***** RECORD EXCERPTS *****
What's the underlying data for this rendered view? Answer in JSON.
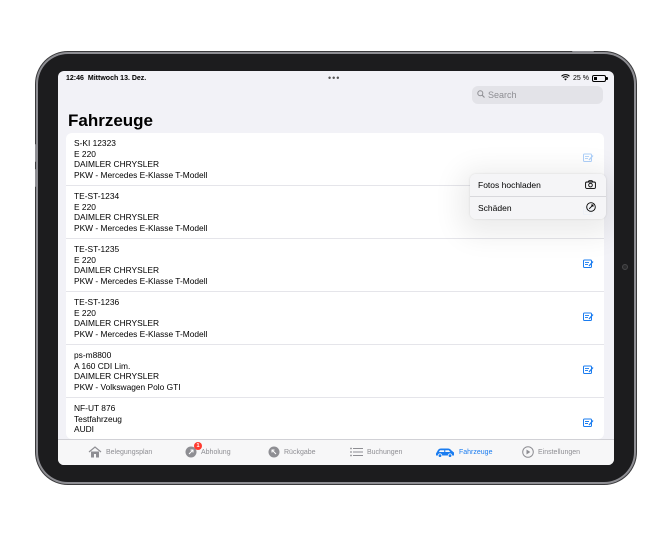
{
  "status": {
    "time": "12:46",
    "date": "Mittwoch 13. Dez.",
    "battery": "25 %",
    "battery_level": 0.25
  },
  "search": {
    "placeholder": "Search"
  },
  "page": {
    "title": "Fahrzeuge"
  },
  "vehicles": [
    {
      "plate": "S-KI 12323",
      "model": "E 220",
      "make": "DAIMLER CHRYSLER",
      "type": "PKW - Mercedes E-Klasse T-Modell"
    },
    {
      "plate": "TE-ST-1234",
      "model": "E 220",
      "make": "DAIMLER CHRYSLER",
      "type": "PKW - Mercedes E-Klasse T-Modell"
    },
    {
      "plate": "TE-ST-1235",
      "model": "E 220",
      "make": "DAIMLER CHRYSLER",
      "type": "PKW - Mercedes E-Klasse T-Modell"
    },
    {
      "plate": "TE-ST-1236",
      "model": "E 220",
      "make": "DAIMLER CHRYSLER",
      "type": "PKW - Mercedes E-Klasse T-Modell"
    },
    {
      "plate": "ps-m8800",
      "model": "A 160 CDI Lim.",
      "make": "DAIMLER CHRYSLER",
      "type": "PKW - Volkswagen Polo GTI"
    },
    {
      "plate": "NF-UT 876",
      "model": "Testfahrzeug",
      "make": "AUDI",
      "type": ""
    }
  ],
  "context_menu": {
    "items": [
      {
        "label": "Fotos hochladen",
        "icon": "camera-icon"
      },
      {
        "label": "Schäden",
        "icon": "damage-icon"
      }
    ]
  },
  "tabs": [
    {
      "label": "Belegungsplan",
      "icon": "house-icon"
    },
    {
      "label": "Abholung",
      "icon": "pickup-icon",
      "badge": "1"
    },
    {
      "label": "Rückgabe",
      "icon": "return-icon"
    },
    {
      "label": "Buchungen",
      "icon": "list-icon"
    },
    {
      "label": "Fahrzeuge",
      "icon": "car-icon",
      "active": true
    },
    {
      "label": "Einstellungen",
      "icon": "settings-icon"
    }
  ],
  "colors": {
    "accent": "#1a7cf0",
    "badge": "#ff3b30"
  }
}
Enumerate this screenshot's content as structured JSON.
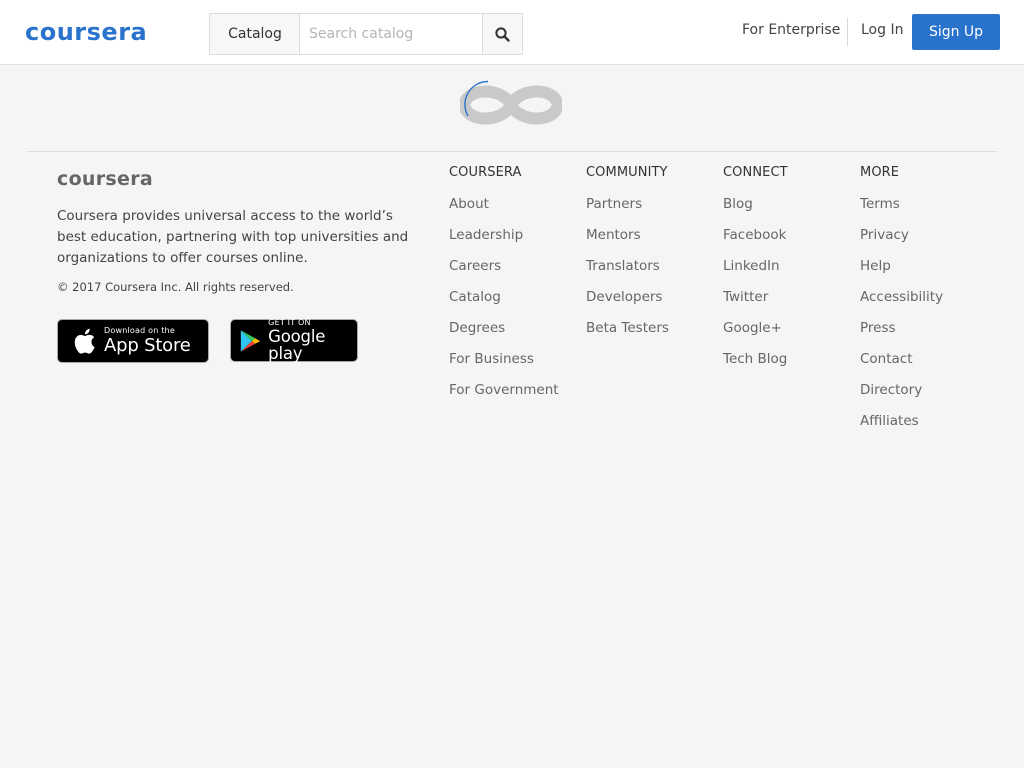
{
  "header": {
    "logo_text": "coursera",
    "catalog_label": "Catalog",
    "search_placeholder": "Search catalog",
    "for_enterprise_label": "For Enterprise",
    "login_label": "Log In",
    "signup_label": "Sign Up"
  },
  "loader": {
    "icon": "coursera-loading-icon"
  },
  "footer": {
    "logo_text": "coursera",
    "description": "Coursera provides universal access to the world’s best education, partnering with top universities and organizations to offer courses online.",
    "copyright": "© 2017 Coursera Inc. All rights reserved.",
    "app_store": {
      "small": "Download on the",
      "big": "App Store"
    },
    "google_play": {
      "small": "GET IT ON",
      "big": "Google play"
    },
    "columns": [
      {
        "heading": "COURSERA",
        "links": [
          "About",
          "Leadership",
          "Careers",
          "Catalog",
          "Degrees",
          "For Business",
          "For Government"
        ]
      },
      {
        "heading": "COMMUNITY",
        "links": [
          "Partners",
          "Mentors",
          "Translators",
          "Developers",
          "Beta Testers"
        ]
      },
      {
        "heading": "CONNECT",
        "links": [
          "Blog",
          "Facebook",
          "LinkedIn",
          "Twitter",
          "Google+",
          "Tech Blog"
        ]
      },
      {
        "heading": "MORE",
        "links": [
          "Terms",
          "Privacy",
          "Help",
          "Accessibility",
          "Press",
          "Contact",
          "Directory",
          "Affiliates"
        ]
      }
    ]
  },
  "colors": {
    "brand_blue": "#2a73cc",
    "logo_blue": "#2a73cc",
    "footer_logo_gray": "#666666",
    "loader_gray": "#c9c9c9"
  }
}
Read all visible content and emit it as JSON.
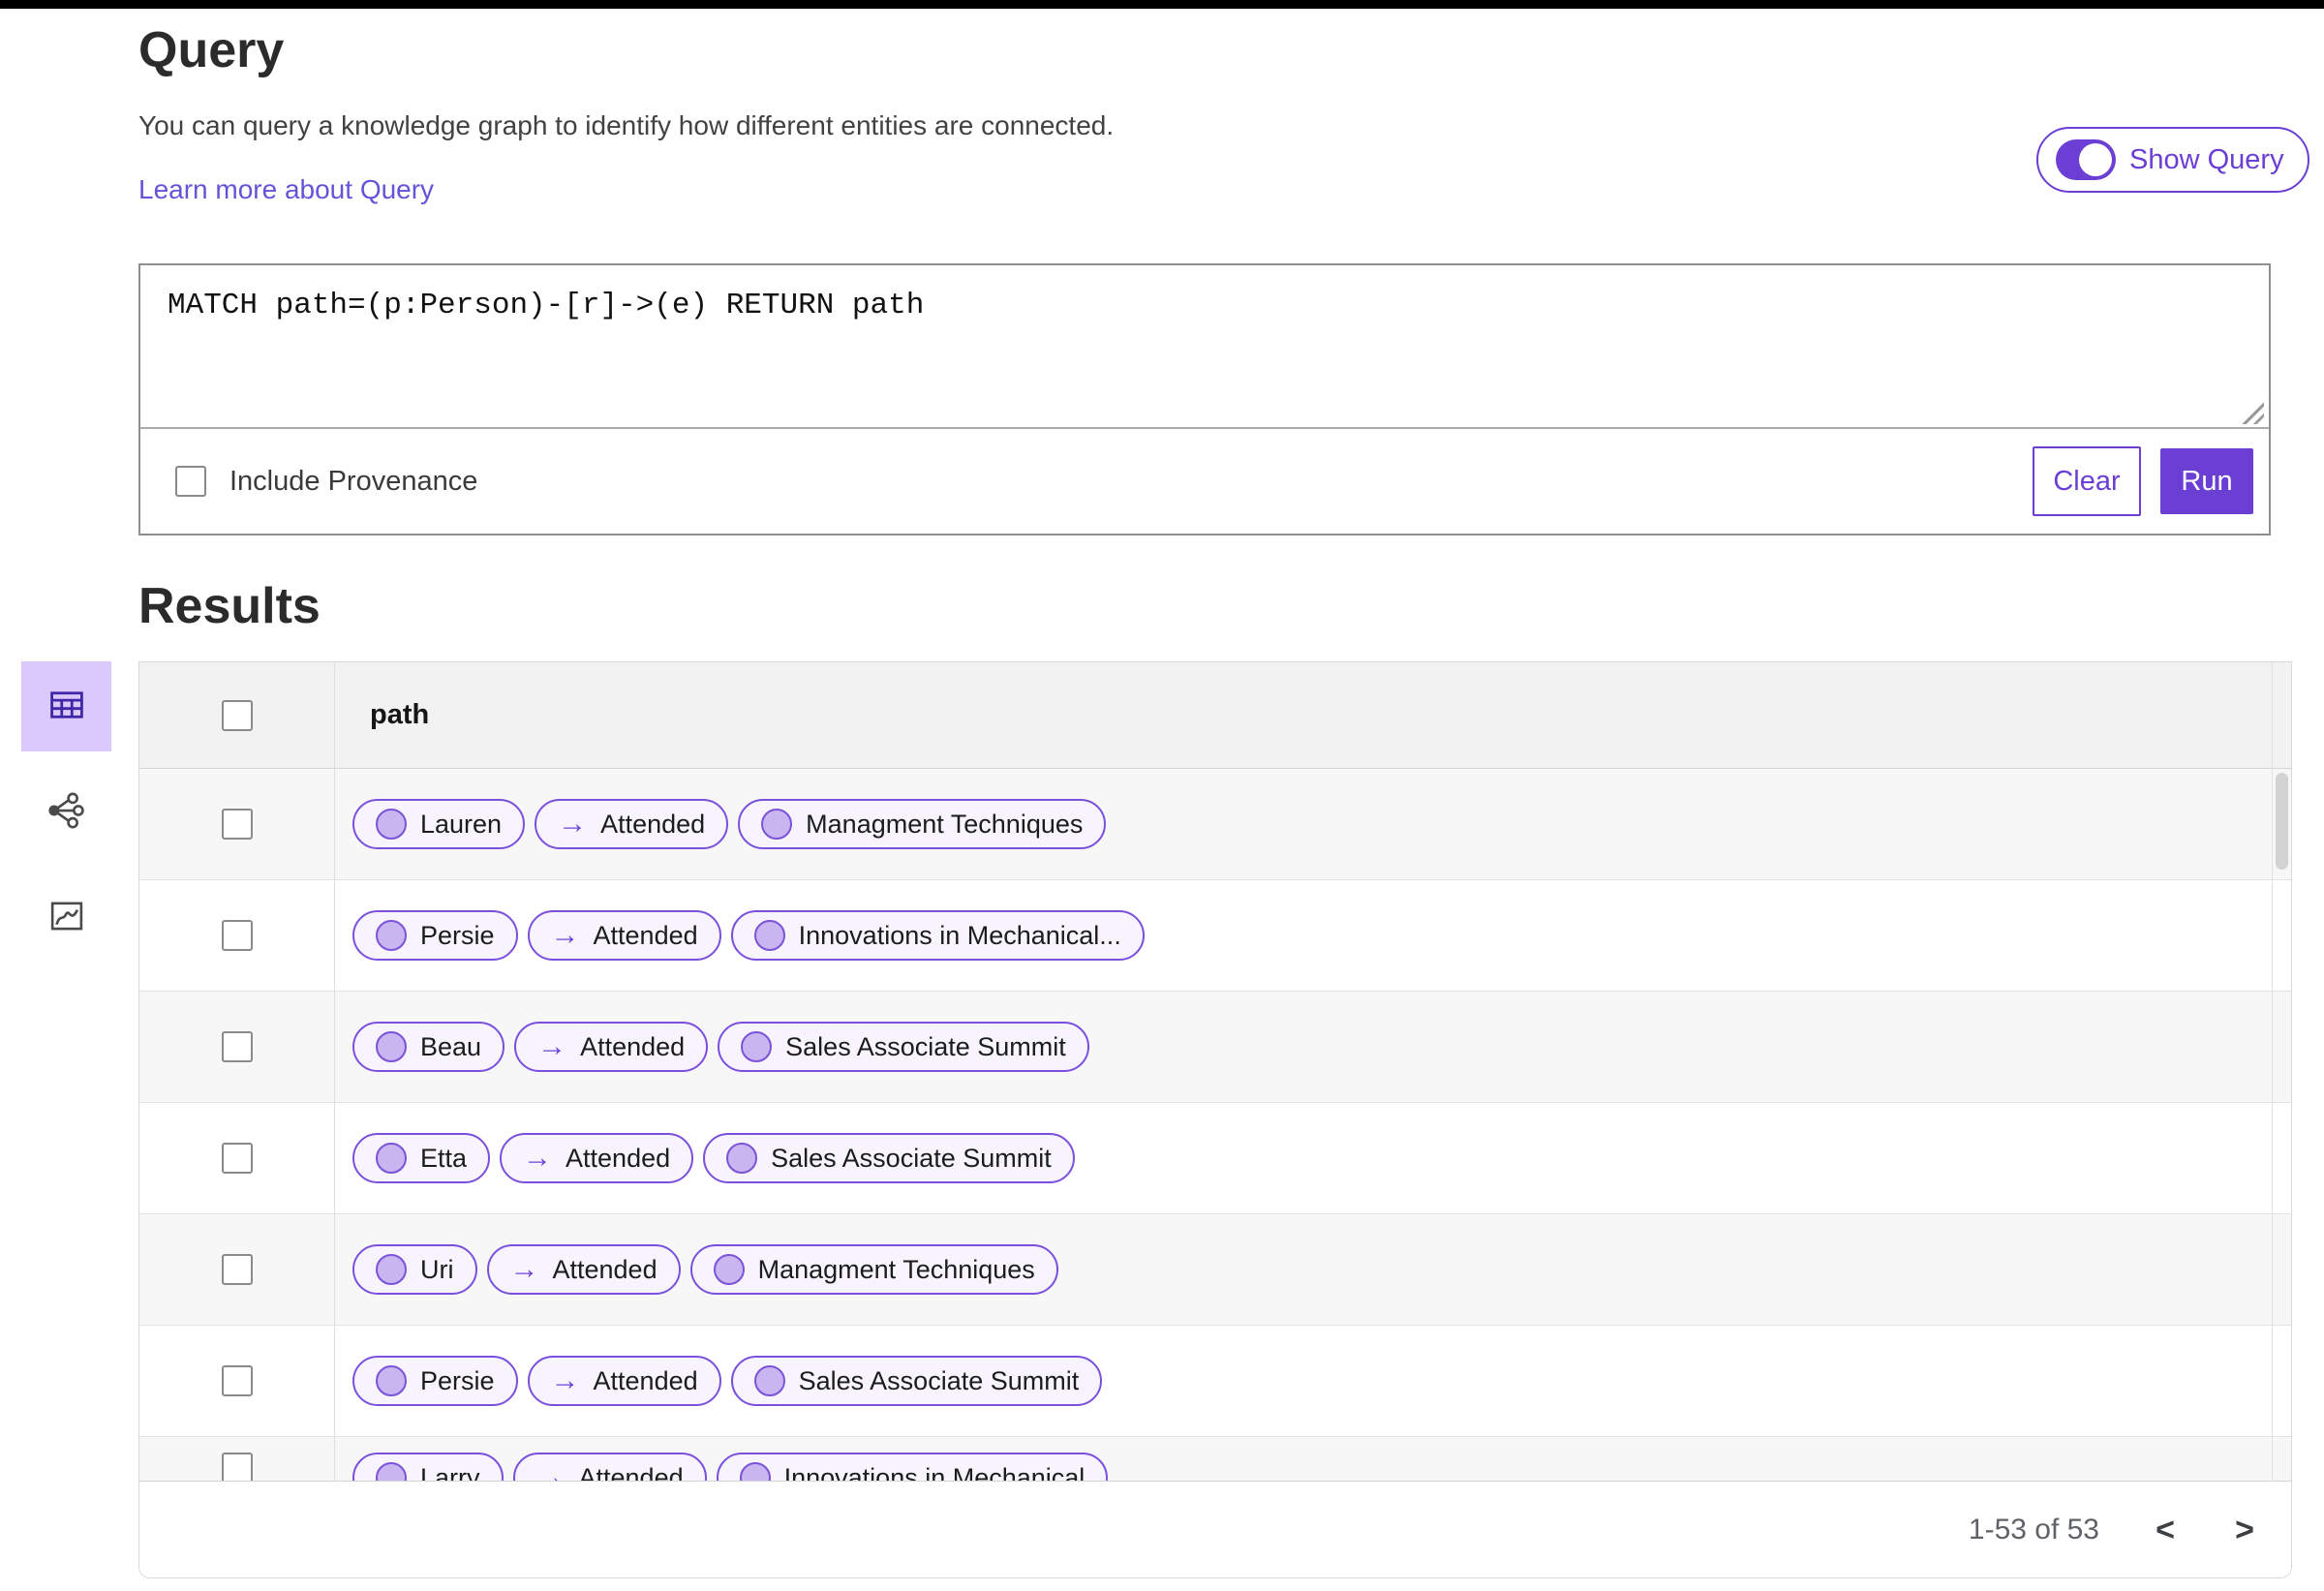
{
  "header": {
    "title": "Query",
    "description": "You can query a knowledge graph to identify how different entities are connected.",
    "learn_more": "Learn more about Query",
    "show_query_label": "Show Query",
    "show_query_on": true
  },
  "query_editor": {
    "query_text": "MATCH path=(p:Person)-[r]->(e) RETURN path",
    "include_provenance_label": "Include Provenance",
    "include_provenance_checked": false,
    "clear_label": "Clear",
    "run_label": "Run"
  },
  "results": {
    "title": "Results",
    "column_header": "path",
    "select_all_checked": false,
    "rows": [
      {
        "source": "Lauren",
        "edge": "Attended",
        "target": "Managment Techniques"
      },
      {
        "source": "Persie",
        "edge": "Attended",
        "target": "Innovations in Mechanical..."
      },
      {
        "source": "Beau",
        "edge": "Attended",
        "target": "Sales Associate Summit"
      },
      {
        "source": "Etta",
        "edge": "Attended",
        "target": "Sales Associate Summit"
      },
      {
        "source": "Uri",
        "edge": "Attended",
        "target": "Managment Techniques"
      },
      {
        "source": "Persie",
        "edge": "Attended",
        "target": "Sales Associate Summit"
      },
      {
        "source": "Larry",
        "edge": "Attended",
        "target": "Innovations in Mechanical"
      }
    ],
    "pagination": {
      "range_text": "1-53 of 53"
    }
  },
  "view_toolbar": {
    "views": [
      "table",
      "graph",
      "chart"
    ],
    "selected": "table"
  },
  "icons": {
    "edge_arrow": "→",
    "prev": "<",
    "next": ">"
  },
  "colors": {
    "accent": "#6B3FD4",
    "pill_border": "#7A50DC",
    "pill_bg": "#F7F4FE",
    "node_circle": "#C9B6F0",
    "selected_view_bg": "#DCC9FC",
    "table_header_bg": "#F2F2F2",
    "zebra_row_bg": "#F7F7F7",
    "link": "#6455D8"
  }
}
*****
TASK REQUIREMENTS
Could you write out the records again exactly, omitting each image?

YOUR SOLUTION
What's the underlying data for this rendered view? Answer in JSON.
{
  "status": {
    "time": "12:46",
    "date": "Mittwoch 13. Dez.",
    "battery": "25 %",
    "battery_level": 0.25
  },
  "search": {
    "placeholder": "Search"
  },
  "page": {
    "title": "Fahrzeuge"
  },
  "vehicles": [
    {
      "plate": "S-KI 12323",
      "model": "E 220",
      "make": "DAIMLER CHRYSLER",
      "type": "PKW - Mercedes E-Klasse T-Modell"
    },
    {
      "plate": "TE-ST-1234",
      "model": "E 220",
      "make": "DAIMLER CHRYSLER",
      "type": "PKW - Mercedes E-Klasse T-Modell"
    },
    {
      "plate": "TE-ST-1235",
      "model": "E 220",
      "make": "DAIMLER CHRYSLER",
      "type": "PKW - Mercedes E-Klasse T-Modell"
    },
    {
      "plate": "TE-ST-1236",
      "model": "E 220",
      "make": "DAIMLER CHRYSLER",
      "type": "PKW - Mercedes E-Klasse T-Modell"
    },
    {
      "plate": "ps-m8800",
      "model": "A 160 CDI Lim.",
      "make": "DAIMLER CHRYSLER",
      "type": "PKW - Volkswagen Polo GTI"
    },
    {
      "plate": "NF-UT 876",
      "model": "Testfahrzeug",
      "make": "AUDI",
      "type": ""
    }
  ],
  "context_menu": {
    "items": [
      {
        "label": "Fotos hochladen",
        "icon": "camera-icon"
      },
      {
        "label": "Schäden",
        "icon": "damage-icon"
      }
    ]
  },
  "tabs": [
    {
      "label": "Belegungsplan",
      "icon": "house-icon"
    },
    {
      "label": "Abholung",
      "icon": "pickup-icon",
      "badge": "1"
    },
    {
      "label": "Rückgabe",
      "icon": "return-icon"
    },
    {
      "label": "Buchungen",
      "icon": "list-icon"
    },
    {
      "label": "Fahrzeuge",
      "icon": "car-icon",
      "active": true
    },
    {
      "label": "Einstellungen",
      "icon": "settings-icon"
    }
  ],
  "colors": {
    "accent": "#1a7cf0",
    "badge": "#ff3b30"
  }
}
Enumerate this screenshot's content as structured JSON.
{
  "header": {
    "logo_text": "coursera",
    "catalog_label": "Catalog",
    "search_placeholder": "Search catalog",
    "for_enterprise_label": "For Enterprise",
    "login_label": "Log In",
    "signup_label": "Sign Up"
  },
  "loader": {
    "icon": "coursera-loading-icon"
  },
  "footer": {
    "logo_text": "coursera",
    "description": "Coursera provides universal access to the world’s best education, partnering with top universities and organizations to offer courses online.",
    "copyright": "© 2017 Coursera Inc. All rights reserved.",
    "app_store": {
      "small": "Download on the",
      "big": "App Store"
    },
    "google_play": {
      "small": "GET IT ON",
      "big": "Google play"
    },
    "columns": [
      {
        "heading": "COURSERA",
        "links": [
          "About",
          "Leadership",
          "Careers",
          "Catalog",
          "Degrees",
          "For Business",
          "For Government"
        ]
      },
      {
        "heading": "COMMUNITY",
        "links": [
          "Partners",
          "Mentors",
          "Translators",
          "Developers",
          "Beta Testers"
        ]
      },
      {
        "heading": "CONNECT",
        "links": [
          "Blog",
          "Facebook",
          "LinkedIn",
          "Twitter",
          "Google+",
          "Tech Blog"
        ]
      },
      {
        "heading": "MORE",
        "links": [
          "Terms",
          "Privacy",
          "Help",
          "Accessibility",
          "Press",
          "Contact",
          "Directory",
          "Affiliates"
        ]
      }
    ]
  },
  "colors": {
    "brand_blue": "#2a73cc",
    "logo_blue": "#2a73cc",
    "footer_logo_gray": "#666666",
    "loader_gray": "#c9c9c9"
  }
}
Read all visible content and emit it as JSON.
{
  "header": {
    "title": "Query",
    "description": "You can query a knowledge graph to identify how different entities are connected.",
    "learn_more": "Learn more about Query",
    "show_query_label": "Show Query",
    "show_query_on": true
  },
  "query_editor": {
    "query_text": "MATCH path=(p:Person)-[r]->(e) RETURN path",
    "include_provenance_label": "Include Provenance",
    "include_provenance_checked": false,
    "clear_label": "Clear",
    "run_label": "Run"
  },
  "results": {
    "title": "Results",
    "column_header": "path",
    "select_all_checked": false,
    "rows": [
      {
        "source": "Lauren",
        "edge": "Attended",
        "target": "Managment Techniques"
      },
      {
        "source": "Persie",
        "edge": "Attended",
        "target": "Innovations in Mechanical..."
      },
      {
        "source": "Beau",
        "edge": "Attended",
        "target": "Sales Associate Summit"
      },
      {
        "source": "Etta",
        "edge": "Attended",
        "target": "Sales Associate Summit"
      },
      {
        "source": "Uri",
        "edge": "Attended",
        "target": "Managment Techniques"
      },
      {
        "source": "Persie",
        "edge": "Attended",
        "target": "Sales Associate Summit"
      },
      {
        "source": "Larry",
        "edge": "Attended",
        "target": "Innovations in Mechanical"
      }
    ],
    "pagination": {
      "range_text": "1-53 of 53"
    }
  },
  "view_toolbar": {
    "views": [
      "table",
      "graph",
      "chart"
    ],
    "selected": "table"
  },
  "icons": {
    "edge_arrow": "→",
    "prev": "<",
    "next": ">"
  },
  "colors": {
    "accent": "#6B3FD4",
    "pill_border": "#7A50DC",
    "pill_bg": "#F7F4FE",
    "node_circle": "#C9B6F0",
    "selected_view_bg": "#DCC9FC",
    "table_header_bg": "#F2F2F2",
    "zebra_row_bg": "#F7F7F7",
    "link": "#6455D8"
  }
}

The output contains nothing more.